As I progressed, especially once I started thinking about the final selection of images, I kept a mental list of photos that I felt were missing. However, as most of you know, nature photography is serendipitous. And when you’re floating past a stunning scene in a boat, you only have one or two chances for a good capture. Some of the images I hoped for never materialised (or did, but the image quality didn’t meet my standards).
The final selection of photographs would prove to be as important and time-consuming a task as taking and processing the photos. The guiding principles involved more than simply choosing what I considered to be my best images. It meant creating a narrative; putting together a selection of photos that coaxed the viewer into the story and told it coherently, with enough variation to keep it interesting. It was far more difficult than I had expected.

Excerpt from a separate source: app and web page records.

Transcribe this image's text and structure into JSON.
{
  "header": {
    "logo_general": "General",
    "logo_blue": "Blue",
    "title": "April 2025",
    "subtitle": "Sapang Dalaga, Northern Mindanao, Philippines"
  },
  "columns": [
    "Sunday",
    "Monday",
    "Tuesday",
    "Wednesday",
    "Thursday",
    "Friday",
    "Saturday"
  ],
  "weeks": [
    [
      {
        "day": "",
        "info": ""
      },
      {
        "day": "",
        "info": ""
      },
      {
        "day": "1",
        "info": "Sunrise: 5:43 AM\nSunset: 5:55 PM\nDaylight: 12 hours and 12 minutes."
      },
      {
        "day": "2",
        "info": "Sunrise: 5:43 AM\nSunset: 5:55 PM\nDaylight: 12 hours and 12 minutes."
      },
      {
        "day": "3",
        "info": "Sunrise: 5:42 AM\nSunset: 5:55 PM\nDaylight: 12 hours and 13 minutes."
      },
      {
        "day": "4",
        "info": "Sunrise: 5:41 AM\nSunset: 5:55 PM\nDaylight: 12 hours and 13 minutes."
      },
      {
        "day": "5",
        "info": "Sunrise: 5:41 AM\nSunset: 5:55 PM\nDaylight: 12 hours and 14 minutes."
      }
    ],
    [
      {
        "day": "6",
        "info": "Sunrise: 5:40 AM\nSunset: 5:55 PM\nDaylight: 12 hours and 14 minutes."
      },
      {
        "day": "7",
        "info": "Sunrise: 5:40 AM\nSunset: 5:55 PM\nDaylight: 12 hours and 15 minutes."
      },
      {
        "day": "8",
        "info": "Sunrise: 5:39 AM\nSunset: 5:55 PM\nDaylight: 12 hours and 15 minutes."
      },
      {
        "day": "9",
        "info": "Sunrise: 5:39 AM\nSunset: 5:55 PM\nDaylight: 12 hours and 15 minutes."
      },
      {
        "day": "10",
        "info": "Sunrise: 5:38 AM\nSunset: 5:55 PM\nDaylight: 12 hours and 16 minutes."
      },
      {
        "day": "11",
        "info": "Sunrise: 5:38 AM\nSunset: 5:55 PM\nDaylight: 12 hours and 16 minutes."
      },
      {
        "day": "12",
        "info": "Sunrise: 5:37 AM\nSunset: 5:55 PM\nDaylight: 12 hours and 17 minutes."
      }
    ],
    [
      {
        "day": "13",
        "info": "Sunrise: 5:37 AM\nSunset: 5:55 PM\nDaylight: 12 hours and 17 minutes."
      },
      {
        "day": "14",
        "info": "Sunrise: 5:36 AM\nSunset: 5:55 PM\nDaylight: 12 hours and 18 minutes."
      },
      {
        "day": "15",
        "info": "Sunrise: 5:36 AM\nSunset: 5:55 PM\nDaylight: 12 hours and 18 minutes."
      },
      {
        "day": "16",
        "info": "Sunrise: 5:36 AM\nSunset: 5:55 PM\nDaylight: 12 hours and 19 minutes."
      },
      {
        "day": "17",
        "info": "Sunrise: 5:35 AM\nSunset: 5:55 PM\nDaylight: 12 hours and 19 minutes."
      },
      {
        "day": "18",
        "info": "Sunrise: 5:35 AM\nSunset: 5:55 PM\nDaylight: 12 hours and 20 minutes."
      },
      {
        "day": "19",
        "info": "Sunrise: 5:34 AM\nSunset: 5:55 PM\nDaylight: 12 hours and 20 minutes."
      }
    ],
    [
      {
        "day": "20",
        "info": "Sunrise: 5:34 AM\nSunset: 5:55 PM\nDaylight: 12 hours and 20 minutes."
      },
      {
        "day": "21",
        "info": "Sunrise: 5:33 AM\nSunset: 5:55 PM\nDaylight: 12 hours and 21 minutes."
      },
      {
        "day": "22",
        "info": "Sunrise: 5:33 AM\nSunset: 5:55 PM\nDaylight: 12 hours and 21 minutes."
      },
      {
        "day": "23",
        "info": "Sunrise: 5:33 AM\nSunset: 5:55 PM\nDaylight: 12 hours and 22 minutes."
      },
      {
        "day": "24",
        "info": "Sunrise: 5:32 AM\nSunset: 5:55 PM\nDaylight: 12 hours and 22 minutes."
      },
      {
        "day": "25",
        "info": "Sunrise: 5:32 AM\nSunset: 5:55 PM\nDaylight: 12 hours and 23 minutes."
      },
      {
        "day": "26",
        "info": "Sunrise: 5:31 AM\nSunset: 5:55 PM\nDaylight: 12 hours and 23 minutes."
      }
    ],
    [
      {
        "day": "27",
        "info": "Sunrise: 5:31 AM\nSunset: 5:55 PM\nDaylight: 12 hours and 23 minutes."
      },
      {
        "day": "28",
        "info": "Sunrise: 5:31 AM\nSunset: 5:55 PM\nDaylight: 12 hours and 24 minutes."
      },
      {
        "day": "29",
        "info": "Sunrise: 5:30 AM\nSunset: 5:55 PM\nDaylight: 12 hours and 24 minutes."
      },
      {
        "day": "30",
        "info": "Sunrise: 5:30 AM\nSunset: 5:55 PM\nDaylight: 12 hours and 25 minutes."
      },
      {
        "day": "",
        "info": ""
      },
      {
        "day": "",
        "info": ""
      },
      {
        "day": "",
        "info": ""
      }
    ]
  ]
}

Maybe because I never considered photography as a career, the primary motto guiding my choice of subjects has always been ‘Follow what you love.’ Since working on this project, I’ve added a second precept: ‘But stay out of your comfort zone.’ In the end, the images I was unsure about when taking the photo often turned out to be the best ones. Staying out of my comfort zone proved to be a valuable learning experience. I think, like many photographers, I tend to go for images that are easily readable and comfortable for the viewer: recognizable subject matter using standard rules of compositions. I started experimenting with abstract, impressionistic images, chaotic compositions, the sort of image people might respond to with “What is it?” My explorations started having an effect on my other photographic work. I started to understand why experienced photographers might go out for an entire day and come back with only one image that they’re happy with. This, more than anything else, has contributed to my original goal: honing my skills as a photographic artist.
When you compare this flat, watery expanse of reeds and willows to more iconic locations for landscape photography, the Biesbosch would seem a very dull place.
I’m very grateful to Theo Bosboom for guiding me through this process with patience, well-timed suggestions, and respect for my creative style. And what have I learned from the project? Obviously, I’ve learned to put together a consistent series of photographs that tells a tale. I’ve also learned to view my work critically and not accept images that fall short of my highest standards. But – and maybe this is the most important lesson of all – I have learned to look carefully and delve deep when I want to discover the soul of a location. The Biesbosch is a magical place, but you will only see the magic if you pay attention.
In the words of the poet Mary Oliver:
Instructions for living a life:
Tell about it